(Data about app and page elements)
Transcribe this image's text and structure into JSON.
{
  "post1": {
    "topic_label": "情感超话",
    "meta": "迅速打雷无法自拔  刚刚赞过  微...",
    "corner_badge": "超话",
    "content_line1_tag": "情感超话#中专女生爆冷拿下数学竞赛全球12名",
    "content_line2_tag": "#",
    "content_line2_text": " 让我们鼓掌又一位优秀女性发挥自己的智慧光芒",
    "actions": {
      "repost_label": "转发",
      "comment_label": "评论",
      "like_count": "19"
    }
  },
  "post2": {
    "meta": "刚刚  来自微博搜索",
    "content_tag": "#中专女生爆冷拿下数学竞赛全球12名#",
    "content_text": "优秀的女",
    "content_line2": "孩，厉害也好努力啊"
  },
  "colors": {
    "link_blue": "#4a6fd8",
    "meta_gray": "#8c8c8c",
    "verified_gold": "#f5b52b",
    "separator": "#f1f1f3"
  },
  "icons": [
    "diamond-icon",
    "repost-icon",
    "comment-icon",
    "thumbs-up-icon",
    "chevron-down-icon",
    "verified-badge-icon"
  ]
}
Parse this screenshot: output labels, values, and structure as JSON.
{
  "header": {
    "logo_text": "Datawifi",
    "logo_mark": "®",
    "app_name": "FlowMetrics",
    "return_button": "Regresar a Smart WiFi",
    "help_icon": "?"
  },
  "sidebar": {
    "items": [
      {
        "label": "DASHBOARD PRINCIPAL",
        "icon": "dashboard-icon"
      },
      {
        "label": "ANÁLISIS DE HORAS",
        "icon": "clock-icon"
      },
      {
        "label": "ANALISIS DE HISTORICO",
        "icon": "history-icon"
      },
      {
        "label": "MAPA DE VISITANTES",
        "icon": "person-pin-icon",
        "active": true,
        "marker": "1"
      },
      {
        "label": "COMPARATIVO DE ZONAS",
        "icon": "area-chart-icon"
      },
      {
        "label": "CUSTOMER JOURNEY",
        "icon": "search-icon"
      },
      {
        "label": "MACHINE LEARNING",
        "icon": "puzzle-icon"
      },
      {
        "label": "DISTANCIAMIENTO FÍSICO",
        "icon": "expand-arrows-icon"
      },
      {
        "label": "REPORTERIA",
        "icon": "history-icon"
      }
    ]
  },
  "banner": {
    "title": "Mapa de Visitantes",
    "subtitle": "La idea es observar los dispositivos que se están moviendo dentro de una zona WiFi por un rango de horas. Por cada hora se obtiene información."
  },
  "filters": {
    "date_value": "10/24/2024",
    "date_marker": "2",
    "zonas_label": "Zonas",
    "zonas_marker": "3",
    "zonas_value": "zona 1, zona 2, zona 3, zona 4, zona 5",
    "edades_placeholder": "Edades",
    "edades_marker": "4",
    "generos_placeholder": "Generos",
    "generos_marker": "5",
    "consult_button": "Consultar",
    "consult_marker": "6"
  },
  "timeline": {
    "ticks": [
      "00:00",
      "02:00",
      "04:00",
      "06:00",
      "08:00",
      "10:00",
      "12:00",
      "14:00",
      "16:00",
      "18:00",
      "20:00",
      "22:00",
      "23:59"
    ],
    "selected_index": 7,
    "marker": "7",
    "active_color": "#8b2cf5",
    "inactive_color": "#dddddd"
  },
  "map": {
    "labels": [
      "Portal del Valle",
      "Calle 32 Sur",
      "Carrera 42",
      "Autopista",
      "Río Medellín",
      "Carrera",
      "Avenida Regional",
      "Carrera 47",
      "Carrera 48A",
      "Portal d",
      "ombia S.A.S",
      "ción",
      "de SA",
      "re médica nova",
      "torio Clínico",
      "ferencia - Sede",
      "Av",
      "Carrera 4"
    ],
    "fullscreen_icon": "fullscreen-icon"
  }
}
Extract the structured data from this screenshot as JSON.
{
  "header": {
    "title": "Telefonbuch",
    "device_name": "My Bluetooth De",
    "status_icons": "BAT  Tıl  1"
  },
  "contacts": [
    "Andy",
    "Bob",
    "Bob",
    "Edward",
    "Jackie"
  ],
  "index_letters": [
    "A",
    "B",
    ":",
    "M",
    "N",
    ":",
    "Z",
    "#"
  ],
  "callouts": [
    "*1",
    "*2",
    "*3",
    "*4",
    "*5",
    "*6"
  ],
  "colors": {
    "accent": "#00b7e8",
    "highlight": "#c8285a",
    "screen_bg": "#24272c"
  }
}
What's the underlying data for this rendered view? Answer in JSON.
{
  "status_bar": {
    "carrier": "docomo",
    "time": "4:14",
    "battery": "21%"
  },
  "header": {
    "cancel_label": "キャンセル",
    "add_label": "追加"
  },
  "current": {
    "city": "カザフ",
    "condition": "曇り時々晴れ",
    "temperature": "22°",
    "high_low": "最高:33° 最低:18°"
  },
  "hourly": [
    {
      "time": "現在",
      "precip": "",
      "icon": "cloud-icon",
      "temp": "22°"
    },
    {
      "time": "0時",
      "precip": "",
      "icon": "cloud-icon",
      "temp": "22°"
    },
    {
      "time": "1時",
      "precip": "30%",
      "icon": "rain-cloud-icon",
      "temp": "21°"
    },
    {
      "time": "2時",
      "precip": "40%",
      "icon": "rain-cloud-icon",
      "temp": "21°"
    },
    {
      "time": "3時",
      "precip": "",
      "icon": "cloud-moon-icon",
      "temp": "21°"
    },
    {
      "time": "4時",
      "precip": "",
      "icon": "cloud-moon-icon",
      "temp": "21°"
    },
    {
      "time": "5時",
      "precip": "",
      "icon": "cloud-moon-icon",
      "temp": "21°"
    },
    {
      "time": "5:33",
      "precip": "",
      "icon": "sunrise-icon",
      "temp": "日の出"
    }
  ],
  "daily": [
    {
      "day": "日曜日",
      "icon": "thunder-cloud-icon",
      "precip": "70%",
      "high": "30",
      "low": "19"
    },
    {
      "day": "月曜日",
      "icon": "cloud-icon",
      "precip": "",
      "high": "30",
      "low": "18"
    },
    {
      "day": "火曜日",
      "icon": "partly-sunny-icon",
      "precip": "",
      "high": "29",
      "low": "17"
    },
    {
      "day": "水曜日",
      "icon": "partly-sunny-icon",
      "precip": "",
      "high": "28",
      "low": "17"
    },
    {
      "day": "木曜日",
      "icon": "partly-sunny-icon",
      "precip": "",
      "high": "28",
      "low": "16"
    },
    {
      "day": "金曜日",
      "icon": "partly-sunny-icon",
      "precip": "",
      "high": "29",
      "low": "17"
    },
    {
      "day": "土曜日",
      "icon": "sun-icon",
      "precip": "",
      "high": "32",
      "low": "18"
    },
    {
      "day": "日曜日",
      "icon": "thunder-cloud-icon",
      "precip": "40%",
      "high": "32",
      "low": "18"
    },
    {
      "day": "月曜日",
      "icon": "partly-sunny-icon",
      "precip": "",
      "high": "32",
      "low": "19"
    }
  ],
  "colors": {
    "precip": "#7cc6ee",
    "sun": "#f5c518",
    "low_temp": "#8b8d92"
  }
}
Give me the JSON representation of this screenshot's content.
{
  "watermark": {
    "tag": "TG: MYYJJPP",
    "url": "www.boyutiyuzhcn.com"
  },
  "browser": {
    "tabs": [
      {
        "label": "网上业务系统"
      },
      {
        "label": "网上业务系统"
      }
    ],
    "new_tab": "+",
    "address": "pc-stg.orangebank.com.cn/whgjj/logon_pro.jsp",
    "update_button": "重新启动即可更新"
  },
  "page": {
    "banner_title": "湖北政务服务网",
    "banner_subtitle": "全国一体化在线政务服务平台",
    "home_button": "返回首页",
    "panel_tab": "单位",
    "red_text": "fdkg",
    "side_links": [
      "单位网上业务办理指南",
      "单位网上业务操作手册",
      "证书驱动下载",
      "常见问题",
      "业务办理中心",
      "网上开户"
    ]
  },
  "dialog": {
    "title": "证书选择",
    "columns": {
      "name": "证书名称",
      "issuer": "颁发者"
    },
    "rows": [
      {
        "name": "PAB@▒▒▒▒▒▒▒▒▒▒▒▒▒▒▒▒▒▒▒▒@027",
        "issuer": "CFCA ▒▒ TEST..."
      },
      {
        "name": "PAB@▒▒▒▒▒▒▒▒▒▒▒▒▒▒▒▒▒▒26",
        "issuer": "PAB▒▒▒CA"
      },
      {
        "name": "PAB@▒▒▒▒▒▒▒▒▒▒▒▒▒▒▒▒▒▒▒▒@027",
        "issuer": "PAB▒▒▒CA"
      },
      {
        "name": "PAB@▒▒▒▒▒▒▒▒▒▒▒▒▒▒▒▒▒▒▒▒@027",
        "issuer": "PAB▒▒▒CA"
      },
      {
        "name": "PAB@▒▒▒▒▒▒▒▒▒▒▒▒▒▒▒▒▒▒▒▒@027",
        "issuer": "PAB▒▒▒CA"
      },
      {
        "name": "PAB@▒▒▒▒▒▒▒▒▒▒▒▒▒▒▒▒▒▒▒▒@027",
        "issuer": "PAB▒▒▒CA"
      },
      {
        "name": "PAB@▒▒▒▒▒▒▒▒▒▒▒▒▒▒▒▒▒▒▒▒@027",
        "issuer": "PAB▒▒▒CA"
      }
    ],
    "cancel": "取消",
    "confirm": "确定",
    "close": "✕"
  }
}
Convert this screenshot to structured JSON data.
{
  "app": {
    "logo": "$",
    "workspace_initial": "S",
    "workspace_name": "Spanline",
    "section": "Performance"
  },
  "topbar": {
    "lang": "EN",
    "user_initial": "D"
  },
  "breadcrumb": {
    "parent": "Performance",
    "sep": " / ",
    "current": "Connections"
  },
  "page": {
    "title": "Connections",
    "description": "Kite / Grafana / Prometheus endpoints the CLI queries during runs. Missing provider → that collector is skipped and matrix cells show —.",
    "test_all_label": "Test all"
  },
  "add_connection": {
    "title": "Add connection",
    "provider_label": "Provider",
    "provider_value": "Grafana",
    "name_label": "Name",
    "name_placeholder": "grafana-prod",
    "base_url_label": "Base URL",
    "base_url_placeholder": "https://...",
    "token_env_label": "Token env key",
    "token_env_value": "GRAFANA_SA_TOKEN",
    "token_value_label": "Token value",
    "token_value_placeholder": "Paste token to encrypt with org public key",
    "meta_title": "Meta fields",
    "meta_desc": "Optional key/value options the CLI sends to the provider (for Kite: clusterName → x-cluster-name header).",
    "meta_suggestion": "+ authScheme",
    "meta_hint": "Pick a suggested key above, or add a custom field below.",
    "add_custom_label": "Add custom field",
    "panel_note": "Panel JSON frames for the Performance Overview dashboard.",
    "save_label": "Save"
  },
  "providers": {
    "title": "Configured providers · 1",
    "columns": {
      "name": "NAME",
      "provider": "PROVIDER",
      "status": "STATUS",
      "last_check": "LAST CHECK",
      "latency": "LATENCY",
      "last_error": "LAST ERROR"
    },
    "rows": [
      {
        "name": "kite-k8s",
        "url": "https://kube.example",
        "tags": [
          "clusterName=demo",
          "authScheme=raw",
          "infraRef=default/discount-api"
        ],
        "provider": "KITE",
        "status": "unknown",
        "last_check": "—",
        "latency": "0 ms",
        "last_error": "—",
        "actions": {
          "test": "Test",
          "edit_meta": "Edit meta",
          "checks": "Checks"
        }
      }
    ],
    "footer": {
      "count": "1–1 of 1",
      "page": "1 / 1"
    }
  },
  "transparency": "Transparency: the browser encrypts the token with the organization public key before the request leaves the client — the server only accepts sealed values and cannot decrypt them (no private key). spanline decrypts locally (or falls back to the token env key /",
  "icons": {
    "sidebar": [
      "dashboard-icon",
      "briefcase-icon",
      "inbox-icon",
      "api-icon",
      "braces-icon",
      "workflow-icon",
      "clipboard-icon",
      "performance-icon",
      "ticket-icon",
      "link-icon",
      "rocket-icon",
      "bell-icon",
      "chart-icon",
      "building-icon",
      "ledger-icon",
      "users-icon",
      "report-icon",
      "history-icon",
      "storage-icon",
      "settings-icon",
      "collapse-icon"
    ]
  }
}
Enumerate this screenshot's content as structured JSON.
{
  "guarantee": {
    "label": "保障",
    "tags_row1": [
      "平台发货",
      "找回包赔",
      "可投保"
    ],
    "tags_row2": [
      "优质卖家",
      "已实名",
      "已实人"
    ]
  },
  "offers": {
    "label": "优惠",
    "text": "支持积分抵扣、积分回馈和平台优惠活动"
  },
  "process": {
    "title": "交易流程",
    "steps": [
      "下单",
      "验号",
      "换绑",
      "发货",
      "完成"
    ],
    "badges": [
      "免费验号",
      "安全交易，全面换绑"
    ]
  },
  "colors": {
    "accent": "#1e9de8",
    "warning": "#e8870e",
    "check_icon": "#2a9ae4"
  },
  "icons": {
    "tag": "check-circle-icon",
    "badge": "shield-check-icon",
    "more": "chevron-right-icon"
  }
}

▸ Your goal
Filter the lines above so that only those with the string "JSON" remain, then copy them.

▸ Exercise solution
Transcribe this image's text and structure into JSON.
Parse this screenshot: output labels, values, and structure as JSON.
Extract the structured data from this screenshot as JSON.
What's the underlying data for this rendered view? Answer in JSON.
Give me the JSON representation of this screenshot's content.
Convert this screenshot to structured JSON data.
    "panel_note": "Panel JSON frames for the Performance Overview dashboard.",
Enumerate this screenshot's content as structured JSON.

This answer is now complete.